The role of Jean Louise is dual.  Carrie Helms is the adult Jean Louise Finch recalling her childhood and finally understanding her father and his greatness in full.  Emma Poindexter is Scout, always in overalls over skinned knees and a dirty face.  She is unafraid and questions her father’s choices at every turn.  Both have done a very good job of creating their roles, but something is missing from the performance in each of them.  With Helms it is that she is outside of the action, looking back at her own memories of Alabama in 1935.  She is dressed right out of a 21st century closet.  The decision to do that is a valid one, it acknowledges that the ugly issue of racism is still with us.  But it is still a different time, a different prejudice that we must fight.  Today,  racism is often hidden in condescension rather than open as it was in 1935.  Somehow Jean Louise doesn’t seem to fit the Scout of her youth, and although the costume decision is reasonable, with the characters developing as they have, a young woman remembering a child’s 1935 should be dressed in her own time.  A dress from the forties, or even the ‘new look’ that became the hallmark of the 50’s would be appropriate. It is not necessary for the audience, but it may make a difference for Helm’s performance—connecting her to the role definitively.  Her performance is strong in every other respect and should be respected.

Poindexter’s Scout is a bit one-dimensional.  She seems to question Atticus judgmentally, almost as if she is attacking rather than trying to learn from him.  Poindexter seems comfortable with her lines, and is clearly conscious of projecting to the audience, we can hear her perfectly, but she is also disconnected from the character and that may impact how the audience perceives the older Jean Louise.  Also, she is responding to Finch and that may affect her characterization.

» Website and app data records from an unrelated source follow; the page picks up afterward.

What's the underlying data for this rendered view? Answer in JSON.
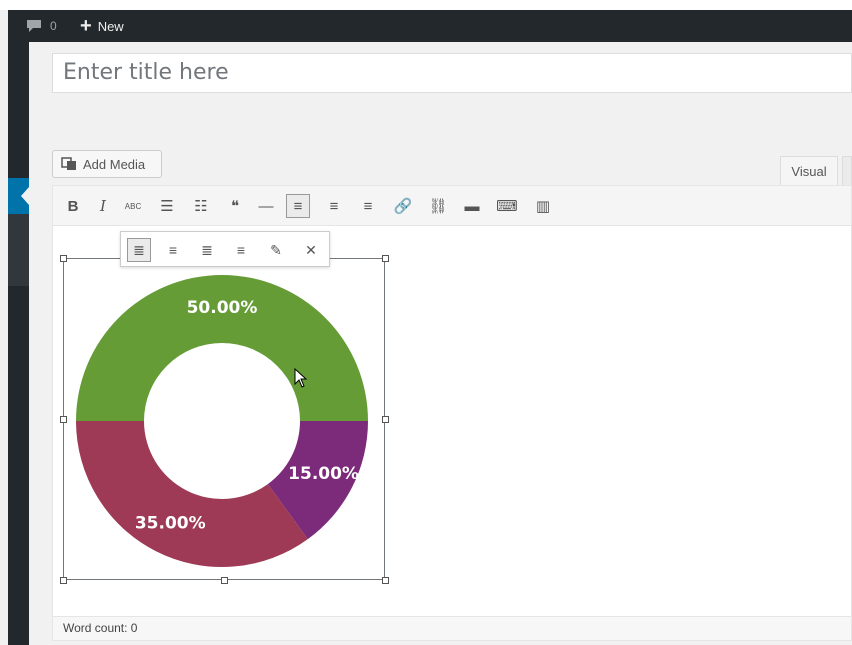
{
  "adminbar": {
    "comments_count": "0",
    "new_label": "New"
  },
  "editor": {
    "title_placeholder": "Enter title here",
    "add_media_label": "Add Media",
    "tab_visual": "Visual",
    "word_count": "Word count: 0"
  },
  "toolbar": [
    {
      "name": "bold-button",
      "icon": "bold-icon",
      "glyph": "B"
    },
    {
      "name": "italic-button",
      "icon": "italic-icon",
      "glyph": "I"
    },
    {
      "name": "strikethrough-button",
      "icon": "strikethrough-icon",
      "glyph": "ABC"
    },
    {
      "name": "bullet-list-button",
      "icon": "bullet-list-icon",
      "glyph": "☰"
    },
    {
      "name": "numbered-list-button",
      "icon": "numbered-list-icon",
      "glyph": "☷"
    },
    {
      "name": "blockquote-button",
      "icon": "quote-icon",
      "glyph": "❝"
    },
    {
      "name": "horizontal-line-button",
      "icon": "horizontal-line-icon",
      "glyph": "—"
    },
    {
      "name": "align-left-button",
      "icon": "align-left-icon",
      "glyph": "≡"
    },
    {
      "name": "align-center-button",
      "icon": "align-center-icon",
      "glyph": "≡"
    },
    {
      "name": "align-right-button",
      "icon": "align-right-icon",
      "glyph": "≡"
    },
    {
      "name": "insert-link-button",
      "icon": "link-icon",
      "glyph": "🔗"
    },
    {
      "name": "remove-link-button",
      "icon": "unlink-icon",
      "glyph": "⛓"
    },
    {
      "name": "read-more-button",
      "icon": "read-more-icon",
      "glyph": "▬"
    },
    {
      "name": "toolbar-toggle-button",
      "icon": "keyboard-icon",
      "glyph": "⌨"
    },
    {
      "name": "chart-plugin-button",
      "icon": "chart-plugin-icon",
      "glyph": "▥"
    }
  ],
  "image_toolbar": [
    {
      "name": "image-align-left-button",
      "icon": "align-left-icon",
      "glyph": "≣"
    },
    {
      "name": "image-align-center-button",
      "icon": "align-center-icon",
      "glyph": "≡"
    },
    {
      "name": "image-align-right-button",
      "icon": "align-right-icon",
      "glyph": "≣"
    },
    {
      "name": "image-align-none-button",
      "icon": "align-none-icon",
      "glyph": "≡"
    },
    {
      "name": "image-edit-button",
      "icon": "pencil-icon",
      "glyph": "✎"
    },
    {
      "name": "image-remove-button",
      "icon": "close-icon",
      "glyph": "✕"
    }
  ],
  "chart_data": {
    "type": "pie",
    "subtype": "donut",
    "slices": [
      {
        "label": "50.00%",
        "value": 50,
        "color": "#659c36"
      },
      {
        "label": "15.00%",
        "value": 15,
        "color": "#7c2a7a"
      },
      {
        "label": "35.00%",
        "value": 35,
        "color": "#9e3a55"
      }
    ],
    "title": "",
    "legend": "none"
  }
}
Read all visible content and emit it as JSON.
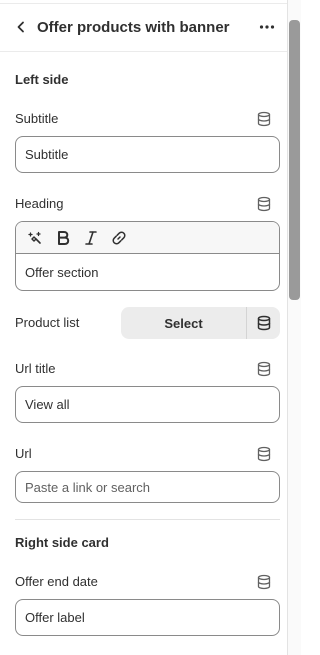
{
  "header": {
    "title": "Offer products with banner"
  },
  "left_side": {
    "title": "Left side",
    "subtitle": {
      "label": "Subtitle",
      "value": "Subtitle"
    },
    "heading": {
      "label": "Heading",
      "value": "Offer section"
    },
    "product_list": {
      "label": "Product list",
      "button": "Select"
    },
    "url_title": {
      "label": "Url title",
      "value": "View all"
    },
    "url": {
      "label": "Url",
      "placeholder": "Paste a link or search"
    }
  },
  "right_side_card": {
    "title": "Right side card",
    "offer_end_date": {
      "label": "Offer end date",
      "value": "Offer label"
    }
  },
  "icons": {
    "back": "chevron-left-icon",
    "more": "more-horizontal-icon",
    "dynamic_source": "database-icon",
    "rte": [
      "magic-icon",
      "bold-icon",
      "italic-icon",
      "link-icon"
    ]
  }
}
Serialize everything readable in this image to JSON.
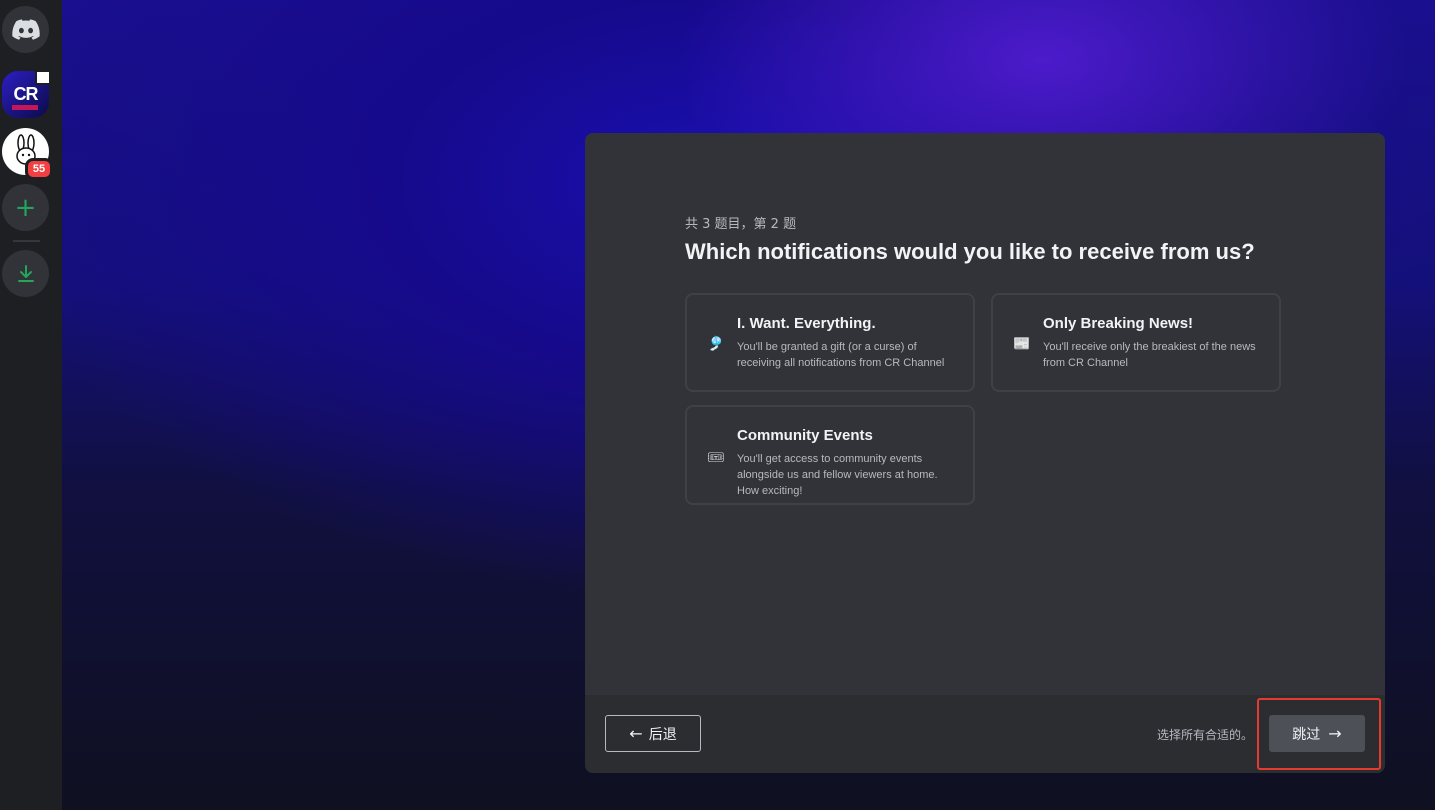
{
  "server_rail": {
    "discord_home": "discord-logo",
    "servers": [
      {
        "name": "CR Channel",
        "icon_text": "CR"
      },
      {
        "name": "rabbit-server",
        "unread_count": "55"
      }
    ],
    "add_server": "+",
    "download": "download-icon"
  },
  "onboarding": {
    "progress": "共 3 题目，第 2 题",
    "question": "Which notifications would you like to receive from us?",
    "options": [
      {
        "icon": "🎐",
        "title": "I. Want. Everything.",
        "description": "You'll be granted a gift (or a curse) of receiving all notifications from CR Channel"
      },
      {
        "icon": "📰",
        "title": "Only Breaking News!",
        "description": "You'll receive only the breakiest of the news from CR Channel"
      },
      {
        "icon": "🎟",
        "title": "Community Events",
        "description": "You'll get access to community events alongside us and fellow viewers at home. How exciting!"
      }
    ],
    "footer": {
      "back_label": "后退",
      "hint": "选择所有合适的。",
      "skip_label": "跳过"
    }
  },
  "colors": {
    "modal_bg": "#313338",
    "footer_bg": "#2b2d31",
    "rail_bg": "#1e1f22",
    "highlight": "#e33b2e",
    "unread": "#f23f42"
  }
}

The role of Atticus Finch is no doubt a tall order.  A role that many actors dream of presenting.  Peck’s movie performance set a very high standard, and it is hard to equal that.  Sometimes an actor will attempt to distance his interpretation from a well-known one and try to do everything in opposition.  Peck accomplished much through slight variations in pitch and in timing. He would pause, look at another and respond directly to them.  It is quite possible to follow the example yet choose a different place to pause, a unique variation in pitch as individual and kind as Thurston clearly can be.  An actor can make the role his own, bringing more to the role from his own experience and that is rarely done.  But it can be done.  This production has Tad Thurston in the role of Atticus Finch.  Those reading the book before seeing the movie may have imagined an Atticus looking just like Thurston. 

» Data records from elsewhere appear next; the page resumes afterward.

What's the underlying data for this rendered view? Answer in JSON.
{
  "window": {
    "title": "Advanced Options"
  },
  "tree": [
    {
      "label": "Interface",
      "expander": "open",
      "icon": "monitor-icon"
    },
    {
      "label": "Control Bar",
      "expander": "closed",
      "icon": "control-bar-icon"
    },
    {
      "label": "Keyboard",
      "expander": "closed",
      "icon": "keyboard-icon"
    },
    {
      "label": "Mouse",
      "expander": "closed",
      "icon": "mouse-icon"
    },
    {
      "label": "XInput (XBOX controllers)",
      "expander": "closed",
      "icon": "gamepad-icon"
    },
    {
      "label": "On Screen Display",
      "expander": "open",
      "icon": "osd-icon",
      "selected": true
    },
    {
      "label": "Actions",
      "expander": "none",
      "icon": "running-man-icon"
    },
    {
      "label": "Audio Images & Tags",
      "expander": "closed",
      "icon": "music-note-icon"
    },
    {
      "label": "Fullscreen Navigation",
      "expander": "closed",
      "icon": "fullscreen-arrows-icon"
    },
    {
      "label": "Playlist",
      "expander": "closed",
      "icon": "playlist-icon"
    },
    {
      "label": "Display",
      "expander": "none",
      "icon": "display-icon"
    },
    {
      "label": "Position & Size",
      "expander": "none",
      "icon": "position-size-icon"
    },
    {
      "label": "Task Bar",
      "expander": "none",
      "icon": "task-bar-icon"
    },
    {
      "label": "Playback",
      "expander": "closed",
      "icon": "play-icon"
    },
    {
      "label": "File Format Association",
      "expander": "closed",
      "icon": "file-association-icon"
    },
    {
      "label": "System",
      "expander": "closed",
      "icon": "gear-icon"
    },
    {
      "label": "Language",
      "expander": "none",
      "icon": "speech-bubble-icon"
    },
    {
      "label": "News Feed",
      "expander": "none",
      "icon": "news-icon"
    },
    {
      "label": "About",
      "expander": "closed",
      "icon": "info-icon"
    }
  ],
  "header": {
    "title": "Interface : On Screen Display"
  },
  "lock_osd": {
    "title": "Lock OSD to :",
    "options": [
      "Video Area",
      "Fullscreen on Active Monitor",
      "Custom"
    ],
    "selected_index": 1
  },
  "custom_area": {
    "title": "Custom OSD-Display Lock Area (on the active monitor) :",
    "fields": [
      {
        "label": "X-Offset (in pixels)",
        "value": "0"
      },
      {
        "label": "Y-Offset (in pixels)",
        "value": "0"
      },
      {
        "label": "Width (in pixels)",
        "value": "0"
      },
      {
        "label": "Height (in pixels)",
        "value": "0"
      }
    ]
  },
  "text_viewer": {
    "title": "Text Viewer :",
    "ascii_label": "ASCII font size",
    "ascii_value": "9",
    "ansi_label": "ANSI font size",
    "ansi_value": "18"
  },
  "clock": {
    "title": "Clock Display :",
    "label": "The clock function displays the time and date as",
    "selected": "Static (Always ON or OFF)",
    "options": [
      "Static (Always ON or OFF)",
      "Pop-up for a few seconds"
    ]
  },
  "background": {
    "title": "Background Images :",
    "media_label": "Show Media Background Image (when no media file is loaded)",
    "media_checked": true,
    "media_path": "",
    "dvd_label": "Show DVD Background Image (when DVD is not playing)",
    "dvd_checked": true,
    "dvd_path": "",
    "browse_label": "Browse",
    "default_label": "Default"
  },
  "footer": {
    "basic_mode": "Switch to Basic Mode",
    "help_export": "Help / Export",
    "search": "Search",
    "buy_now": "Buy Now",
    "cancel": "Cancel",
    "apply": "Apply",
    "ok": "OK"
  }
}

The first hurdle in rehearsal is to learn the lines and get off the book.  It’s a big hurdle and a chore.  But once that happens the real work begins.  There are more hurdles—developing a character, creating a way that the character relates to others and communicating that to the audience.  It is the hard work that some actors don’t think of as hard because it is also the fun work.  Thurston has cleared the first hurdle with room to spare, but he has work to do yet.  He is one-dimensional, stilted and seems more like a stuffed shirt than a sympathetic father who will never stop loving the deceased wife and mother. There is a glimmer in his eyes that says he can jump the hurdles if he will.  And, it will be fun even though it will be hard.  And in so doing, his relationship with Poindexter will change ever so slightly and she will become the Scout that Harper Lee imagined herself to be.  Neither will be like the actors in any movie or any other show, but both can bring something new, something valuable to the show.

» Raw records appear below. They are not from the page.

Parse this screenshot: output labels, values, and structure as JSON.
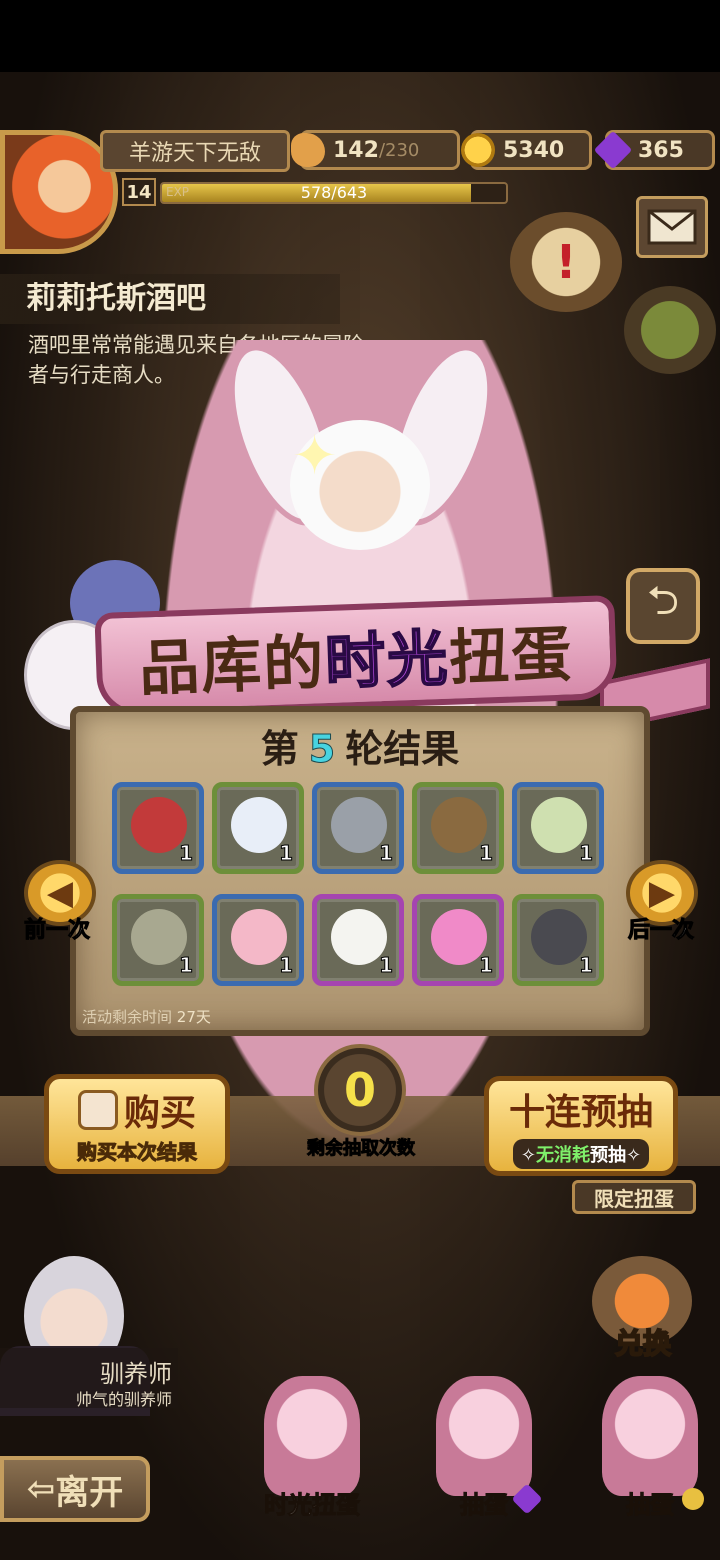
{
  "player": {
    "name": "羊游天下无敌",
    "level": "14",
    "exp_tag": "EXP",
    "exp_text": "578/643",
    "exp_fraction": 0.899
  },
  "resources": {
    "bread": {
      "value": "142",
      "max": "/230"
    },
    "gold": {
      "value": "5340"
    },
    "gems": {
      "value": "365"
    }
  },
  "location": {
    "title": "莉莉托斯酒吧",
    "description": "酒吧里常常能遇见来自各地区的冒险者与行走商人。"
  },
  "banner": {
    "title_prefix": "品库的",
    "title_highlight": "时光",
    "title_suffix": "扭蛋"
  },
  "results": {
    "round_prefix": "第",
    "round_number": "5",
    "round_suffix": "轮结果",
    "items": [
      {
        "count": "1",
        "rarity": "blue",
        "icon": "helmet-icon",
        "color": "#c23a3a"
      },
      {
        "count": "1",
        "rarity": "green",
        "icon": "cotton-planet-icon",
        "color": "#e8eef8"
      },
      {
        "count": "1",
        "rarity": "blue",
        "icon": "cleaver-icon",
        "color": "#9aa0a8"
      },
      {
        "count": "1",
        "rarity": "green",
        "icon": "barrel-icon",
        "color": "#8a6a40"
      },
      {
        "count": "1",
        "rarity": "blue",
        "icon": "leaf-pouch-icon",
        "color": "#cfe0b0"
      },
      {
        "count": "1",
        "rarity": "green",
        "icon": "leaf-bundle-icon",
        "color": "#a8a890"
      },
      {
        "count": "1",
        "rarity": "blue",
        "icon": "lotus-bun-icon",
        "color": "#f4b8c8"
      },
      {
        "count": "1",
        "rarity": "purple",
        "icon": "flower-blossom-icon",
        "color": "#f4f4f0"
      },
      {
        "count": "1",
        "rarity": "purple",
        "icon": "pink-spirit-icon",
        "color": "#f08ac8"
      },
      {
        "count": "1",
        "rarity": "green",
        "icon": "egg-nest-icon",
        "color": "#4a4a50"
      }
    ],
    "timer_label": "活动剩余时间",
    "timer_value": "27天"
  },
  "nav": {
    "prev_label": "前一次",
    "next_label": "后一次"
  },
  "actions": {
    "buy_main": "购买",
    "buy_sub": "购买本次结果",
    "counter_value": "0",
    "counter_label": "剩余抽取次数",
    "ten_main": "十连预抽",
    "ten_sub_green": "无消耗",
    "ten_sub_rest": "预抽",
    "limited_label": "限定扭蛋"
  },
  "side": {
    "exchange_label": "兑换",
    "npc_title": "驯养师",
    "npc_subtitle": "帅气的驯养师",
    "leave_label": "离开"
  },
  "tabs": [
    {
      "label": "时光扭蛋"
    },
    {
      "label": "抽蛋"
    },
    {
      "label": "抽蛋"
    }
  ],
  "colors": {
    "blue_rarity": "#3b6bb0",
    "green_rarity": "#6d8f3a",
    "purple_rarity": "#a545b0",
    "round_number": "#48d3e0",
    "counter": "#f5e04a"
  }
}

 “To Kill A Mockingbird” plays at the Jewel Box Theatre located at 3700 N. Walker, connected at the south side to the domed church.  The show runs through September 10, 2017 and the curtain is at 8:00 pm  For information and tickets visit or call 405-521-1786. The box office is open Tuesday through Friday from 1 to 6 pm.  It’s a family favorite, so reserve soon as tickets are selling fast.